▶ _WORK REQUIRED_
Once the lines below holding the string "digitalRead" are counted, give that number alone.

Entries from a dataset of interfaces
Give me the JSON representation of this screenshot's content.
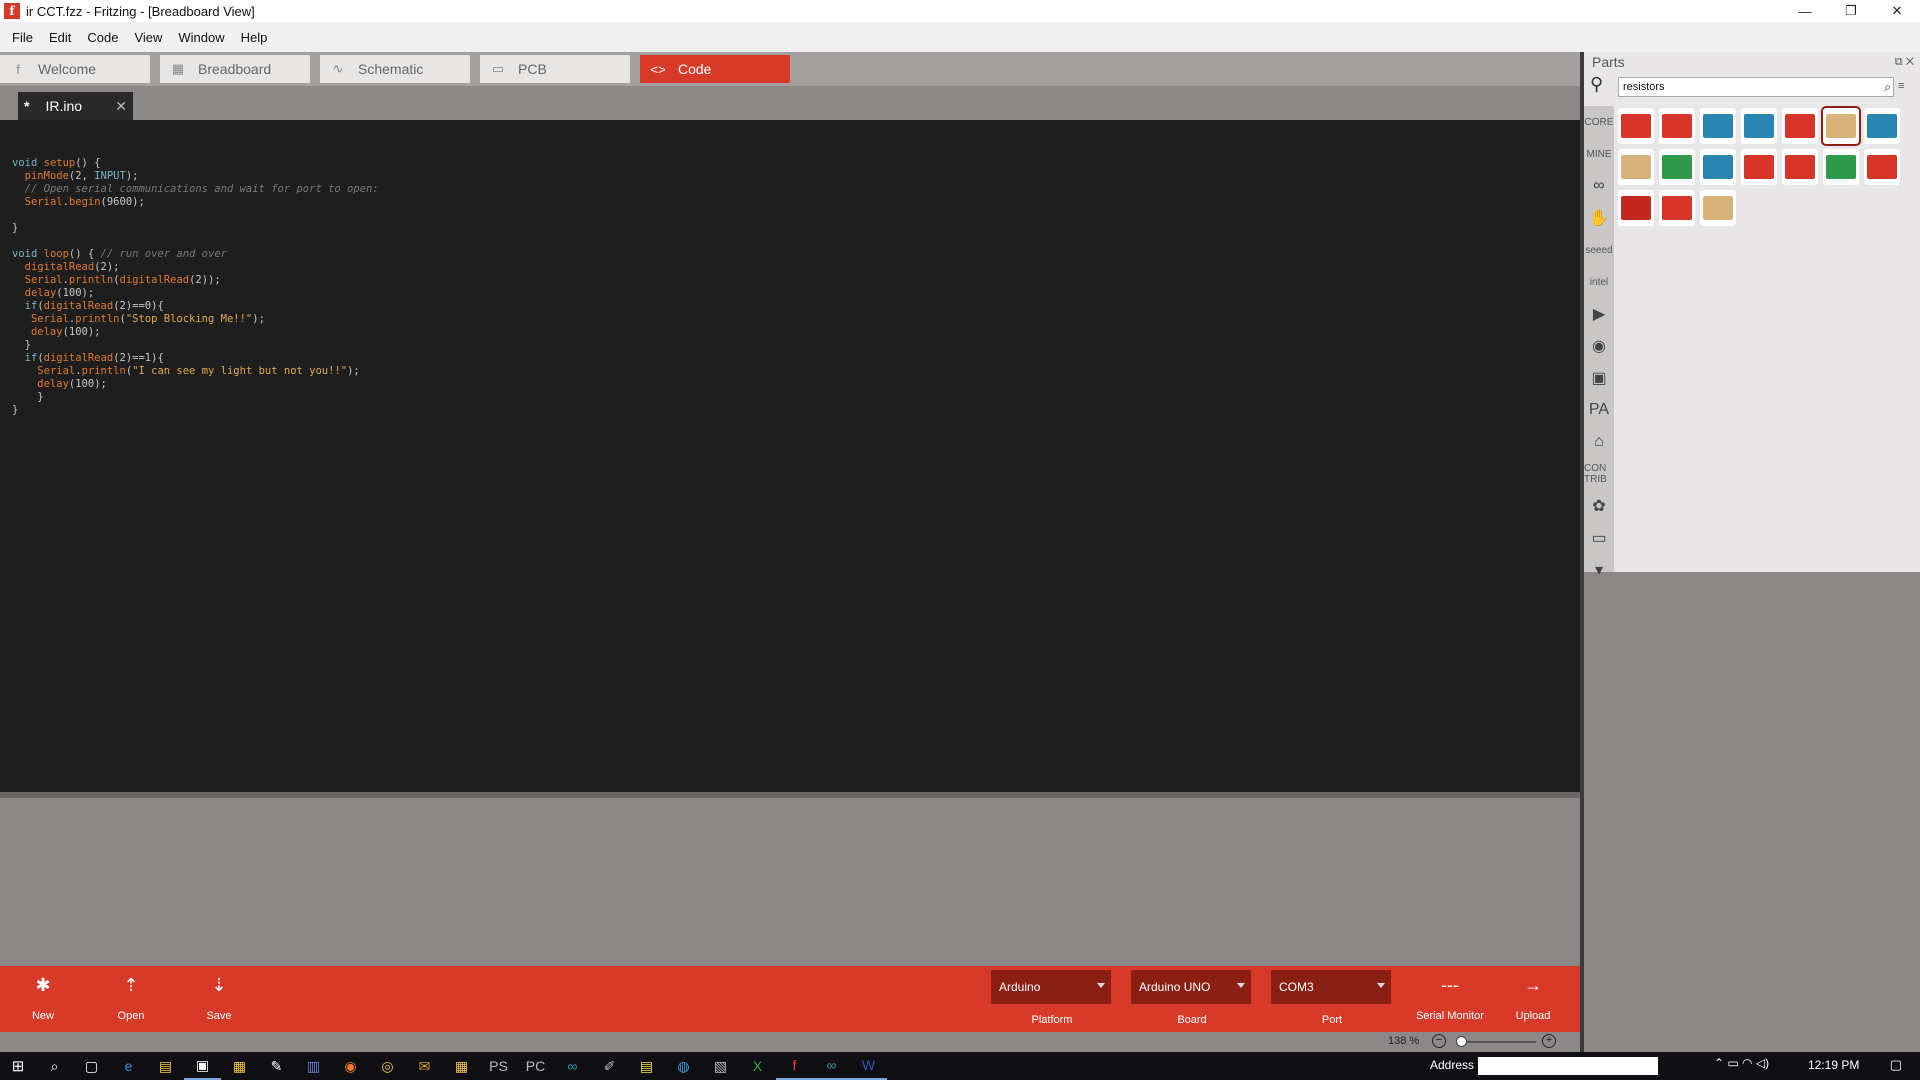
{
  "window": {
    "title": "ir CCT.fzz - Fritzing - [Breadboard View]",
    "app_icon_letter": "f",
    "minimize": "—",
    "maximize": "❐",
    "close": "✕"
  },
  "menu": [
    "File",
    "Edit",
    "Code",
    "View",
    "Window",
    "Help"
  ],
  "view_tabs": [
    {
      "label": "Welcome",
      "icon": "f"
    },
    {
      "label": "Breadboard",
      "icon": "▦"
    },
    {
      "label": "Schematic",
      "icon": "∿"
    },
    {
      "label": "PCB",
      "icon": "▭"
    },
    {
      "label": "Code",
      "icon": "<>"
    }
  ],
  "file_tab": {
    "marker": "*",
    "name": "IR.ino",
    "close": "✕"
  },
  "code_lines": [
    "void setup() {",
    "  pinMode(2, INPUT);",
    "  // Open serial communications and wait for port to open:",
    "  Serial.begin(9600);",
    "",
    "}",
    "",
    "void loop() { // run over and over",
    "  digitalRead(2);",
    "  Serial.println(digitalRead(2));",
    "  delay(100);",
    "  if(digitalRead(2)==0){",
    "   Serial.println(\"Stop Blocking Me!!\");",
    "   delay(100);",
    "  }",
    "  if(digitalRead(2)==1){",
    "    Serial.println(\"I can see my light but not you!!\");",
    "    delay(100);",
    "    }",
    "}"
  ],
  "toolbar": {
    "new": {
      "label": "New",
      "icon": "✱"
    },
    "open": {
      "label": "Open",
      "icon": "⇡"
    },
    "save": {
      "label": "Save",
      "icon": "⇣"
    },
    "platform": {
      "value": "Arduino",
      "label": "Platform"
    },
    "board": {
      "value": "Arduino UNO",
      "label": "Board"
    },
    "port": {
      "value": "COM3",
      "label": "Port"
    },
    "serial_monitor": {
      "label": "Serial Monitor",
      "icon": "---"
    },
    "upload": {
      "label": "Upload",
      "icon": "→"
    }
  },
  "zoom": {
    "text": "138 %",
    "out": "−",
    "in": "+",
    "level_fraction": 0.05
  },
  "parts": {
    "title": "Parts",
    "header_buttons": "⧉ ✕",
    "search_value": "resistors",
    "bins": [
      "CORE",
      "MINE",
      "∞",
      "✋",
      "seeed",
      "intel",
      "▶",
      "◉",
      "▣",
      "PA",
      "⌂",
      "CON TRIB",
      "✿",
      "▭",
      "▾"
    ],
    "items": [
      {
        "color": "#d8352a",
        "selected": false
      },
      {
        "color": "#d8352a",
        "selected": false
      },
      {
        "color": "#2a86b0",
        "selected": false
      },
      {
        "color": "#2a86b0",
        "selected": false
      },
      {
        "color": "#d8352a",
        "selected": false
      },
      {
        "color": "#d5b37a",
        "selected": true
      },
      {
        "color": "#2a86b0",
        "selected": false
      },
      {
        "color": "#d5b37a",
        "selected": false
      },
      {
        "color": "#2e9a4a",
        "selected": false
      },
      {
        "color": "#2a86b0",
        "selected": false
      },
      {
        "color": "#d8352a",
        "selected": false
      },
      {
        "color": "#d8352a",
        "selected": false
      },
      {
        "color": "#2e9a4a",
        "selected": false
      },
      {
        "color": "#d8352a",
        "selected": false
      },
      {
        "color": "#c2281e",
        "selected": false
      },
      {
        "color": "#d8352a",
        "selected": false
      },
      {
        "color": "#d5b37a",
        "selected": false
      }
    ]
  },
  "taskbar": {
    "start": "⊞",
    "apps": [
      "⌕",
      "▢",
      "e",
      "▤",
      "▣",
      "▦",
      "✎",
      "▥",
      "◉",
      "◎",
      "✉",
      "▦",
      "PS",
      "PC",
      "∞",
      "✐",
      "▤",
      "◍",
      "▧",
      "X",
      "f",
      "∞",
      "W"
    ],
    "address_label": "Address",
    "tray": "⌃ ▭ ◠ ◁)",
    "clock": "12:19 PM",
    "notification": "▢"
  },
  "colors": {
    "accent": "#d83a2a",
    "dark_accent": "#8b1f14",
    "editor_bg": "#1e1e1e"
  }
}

▶ _SOLVED PROBLEM_
4